How long will you be on the road? WM:
We just stay on the road, really. I never know how long it is. AAJ:
I heard the next event you'll be hosting is an extended residency in Mexico. WM:
We're gonna do a tour of the West Coast first, and then end up in Mexico. AAJ:
This is the first time you've been to Mexico, correct? WM:
We've been there before...but we've never had the opportunity to do a residency. We're going to do a lot of education. We're gonna be doing three or four types of gigs. It'll give us a chance to really be a part of the culture. To meet with musicians and interface with them, to play with the symphony orchestra, do a dance, do an outdoor public event. There should be a young people's concert as well. AAJ:
How did this come about? WM:
A good friend of mine, Eugenio, a trumpet player'he hooked it up. AAJ:
You also have a new album coming out in March. WM:
That's right. AAJ:
This is the first time you've recorded with a small group in several years. What made you choose this format? WM:
Well, the recording I did before this one had like 200 people on it, so this was a chance to do something smaller and I thought it would be a good contrast. Also, I was playing with musicians that I had been playing with for a long time. Maybe since they were in high school. We would play benefits and stuff around New York and I just wanted the opportunity to document that'the way we played. I like the way that they play and I felt it would be exciting to get that on record, to expose people to some of the other talents we have out here so they understand the richness of the talent that's available. AAJ:
I'm very interested in jazz education so I want to focus on that a bit as well. You've already accomplished so much for jazz education over the years and in the fall you'll be opening a new facility with the JLC that promises to do even more. What do you see happening there?
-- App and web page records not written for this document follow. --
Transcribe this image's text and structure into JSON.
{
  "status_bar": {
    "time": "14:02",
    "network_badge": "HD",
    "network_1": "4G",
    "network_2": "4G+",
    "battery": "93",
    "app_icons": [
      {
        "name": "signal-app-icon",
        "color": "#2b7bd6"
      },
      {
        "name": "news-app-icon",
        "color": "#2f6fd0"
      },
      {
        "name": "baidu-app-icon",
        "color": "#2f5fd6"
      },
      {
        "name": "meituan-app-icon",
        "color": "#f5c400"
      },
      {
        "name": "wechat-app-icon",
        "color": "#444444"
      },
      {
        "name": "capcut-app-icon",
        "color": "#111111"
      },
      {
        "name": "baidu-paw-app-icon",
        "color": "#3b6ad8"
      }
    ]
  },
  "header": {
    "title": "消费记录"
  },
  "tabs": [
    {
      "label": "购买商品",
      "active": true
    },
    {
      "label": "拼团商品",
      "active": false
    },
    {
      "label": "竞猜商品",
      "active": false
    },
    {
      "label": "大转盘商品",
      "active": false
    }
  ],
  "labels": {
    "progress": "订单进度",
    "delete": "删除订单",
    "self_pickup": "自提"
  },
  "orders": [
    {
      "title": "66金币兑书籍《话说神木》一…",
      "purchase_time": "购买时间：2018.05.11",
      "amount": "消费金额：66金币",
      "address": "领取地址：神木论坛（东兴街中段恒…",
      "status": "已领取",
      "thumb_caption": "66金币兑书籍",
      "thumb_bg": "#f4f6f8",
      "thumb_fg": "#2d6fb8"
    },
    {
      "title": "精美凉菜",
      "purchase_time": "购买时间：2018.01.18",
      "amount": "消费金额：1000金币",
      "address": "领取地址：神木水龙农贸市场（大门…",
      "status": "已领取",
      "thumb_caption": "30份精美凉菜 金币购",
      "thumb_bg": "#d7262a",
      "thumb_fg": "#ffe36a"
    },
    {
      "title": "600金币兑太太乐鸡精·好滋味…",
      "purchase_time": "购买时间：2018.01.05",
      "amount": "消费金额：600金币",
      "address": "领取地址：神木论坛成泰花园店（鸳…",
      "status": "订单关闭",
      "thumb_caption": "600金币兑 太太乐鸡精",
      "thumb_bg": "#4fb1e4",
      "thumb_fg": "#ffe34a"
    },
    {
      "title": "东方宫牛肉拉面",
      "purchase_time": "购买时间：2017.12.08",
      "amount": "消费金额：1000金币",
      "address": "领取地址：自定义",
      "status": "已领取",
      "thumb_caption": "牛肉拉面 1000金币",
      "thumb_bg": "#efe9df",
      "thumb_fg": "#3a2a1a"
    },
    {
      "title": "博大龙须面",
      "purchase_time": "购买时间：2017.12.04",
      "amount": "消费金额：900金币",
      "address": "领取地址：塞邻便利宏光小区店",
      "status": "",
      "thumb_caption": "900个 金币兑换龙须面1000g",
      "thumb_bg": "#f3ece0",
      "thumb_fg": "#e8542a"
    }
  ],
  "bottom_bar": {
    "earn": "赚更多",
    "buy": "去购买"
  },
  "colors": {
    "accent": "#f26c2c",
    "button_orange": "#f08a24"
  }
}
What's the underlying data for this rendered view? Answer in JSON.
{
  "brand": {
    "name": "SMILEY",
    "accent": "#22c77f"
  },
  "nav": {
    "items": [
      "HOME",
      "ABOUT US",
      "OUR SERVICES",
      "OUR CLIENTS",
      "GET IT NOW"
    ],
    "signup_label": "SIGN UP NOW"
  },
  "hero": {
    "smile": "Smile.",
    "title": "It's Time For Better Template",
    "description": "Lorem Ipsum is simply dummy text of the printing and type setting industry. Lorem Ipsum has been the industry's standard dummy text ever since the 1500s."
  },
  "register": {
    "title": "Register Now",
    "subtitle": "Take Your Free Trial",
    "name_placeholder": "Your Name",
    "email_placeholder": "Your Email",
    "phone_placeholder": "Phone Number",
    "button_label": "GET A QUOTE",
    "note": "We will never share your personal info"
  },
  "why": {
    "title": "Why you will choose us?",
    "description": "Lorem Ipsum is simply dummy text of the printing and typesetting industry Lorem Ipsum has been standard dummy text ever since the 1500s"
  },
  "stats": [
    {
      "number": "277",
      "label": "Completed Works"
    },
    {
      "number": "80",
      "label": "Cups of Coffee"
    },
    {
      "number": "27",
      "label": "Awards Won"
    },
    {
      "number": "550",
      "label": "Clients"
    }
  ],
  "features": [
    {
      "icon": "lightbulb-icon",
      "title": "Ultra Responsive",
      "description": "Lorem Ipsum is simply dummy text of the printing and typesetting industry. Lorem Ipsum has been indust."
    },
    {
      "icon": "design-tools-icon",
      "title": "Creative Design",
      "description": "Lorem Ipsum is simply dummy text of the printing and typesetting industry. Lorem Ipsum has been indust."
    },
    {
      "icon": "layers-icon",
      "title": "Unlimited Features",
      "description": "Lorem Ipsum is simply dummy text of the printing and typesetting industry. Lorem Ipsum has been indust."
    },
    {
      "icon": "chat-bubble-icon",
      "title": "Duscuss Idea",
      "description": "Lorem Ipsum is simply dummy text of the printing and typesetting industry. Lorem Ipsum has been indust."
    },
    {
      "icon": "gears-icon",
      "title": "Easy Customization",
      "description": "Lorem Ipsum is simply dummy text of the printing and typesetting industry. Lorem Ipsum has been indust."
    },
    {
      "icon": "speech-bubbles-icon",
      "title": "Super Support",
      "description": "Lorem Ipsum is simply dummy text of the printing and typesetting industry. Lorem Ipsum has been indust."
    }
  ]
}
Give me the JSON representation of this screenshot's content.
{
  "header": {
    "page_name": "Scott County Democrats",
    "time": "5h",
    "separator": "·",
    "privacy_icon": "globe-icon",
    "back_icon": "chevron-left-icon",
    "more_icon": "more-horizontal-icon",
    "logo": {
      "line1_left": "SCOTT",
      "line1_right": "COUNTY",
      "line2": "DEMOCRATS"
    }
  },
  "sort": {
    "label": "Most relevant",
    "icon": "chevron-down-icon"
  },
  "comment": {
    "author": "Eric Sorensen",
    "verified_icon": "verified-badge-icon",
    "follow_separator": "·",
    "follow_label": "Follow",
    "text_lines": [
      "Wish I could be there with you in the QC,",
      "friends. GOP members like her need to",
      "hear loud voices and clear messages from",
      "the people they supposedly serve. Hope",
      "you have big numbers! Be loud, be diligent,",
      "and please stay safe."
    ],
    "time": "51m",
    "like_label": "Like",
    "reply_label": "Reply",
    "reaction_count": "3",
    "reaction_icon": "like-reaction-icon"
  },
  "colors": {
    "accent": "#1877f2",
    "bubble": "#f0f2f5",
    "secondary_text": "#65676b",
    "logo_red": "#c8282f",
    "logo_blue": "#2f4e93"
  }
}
WM: We're gonna put on shows. We have the Irene Diamond educational wing where we'll have distance learning classes. We have a studio so we'll have the opportunity to record things. We have a club where we'll book small groups, a medium size room for community events and a dance hall that's for more formal concerts and ballets, things like that. Our overall goal is to celebrate artist integration, bring different art forms together, bring different members of the community together and to be able to broadcast from our space, so that even though we don't have the largest space in the world we can expand the volume of people that can enjoy the music through the broadcast capabilities of the facility.
AAJ: How will the educational program function? Who will be instructing?
WM: We'll be giving masters classes with members of the band and we'll bring in visiting musicians. They'll give clinics on their areas of expertise, and we'll send musicians out to schools in New York City and different places. We have a high school jazz band competition'so we have a lot of educational initiatives. Classes for adults. So we have different educational events that fulfill our objectives of reaching different age groups and levels of interest.
AAJ: How much do you incorporate teaching about the history and culture of jazz as well as musical elements?
WM: I believe more in holistic education so I do some of all of that. Some music, some about what the musicians said, I try to give a general feeling for the music. The historical elements. When we make the curriculum we're always trying to tie it in with history and culture, not just of jazz, but of America.
AAJ: Over the years, what have you found to be the most difficult part of teaching jazz?
WM: I think the most difficult thing about teaching jazz is a lack of reinforcement. You might teach a really good class, but there's not a lot of reinforcement in the larger society. Many times the best environment to teach in is one where you say something and you teach a certain thing and then students can go out and see that in everyday life. But in the teaching of jazz, our sense of teaching is isolated. That's the most difficult thing to overcome.
AAJ: What are the best ways to overcome the problem?
WM: We need more people interested in it.
AAJ: There seems to be a lot of discussion about this in jazz circles. At IAJE there was a lot of talk about how to spread jazz appreciation among younger audience members. How can we accomplish this?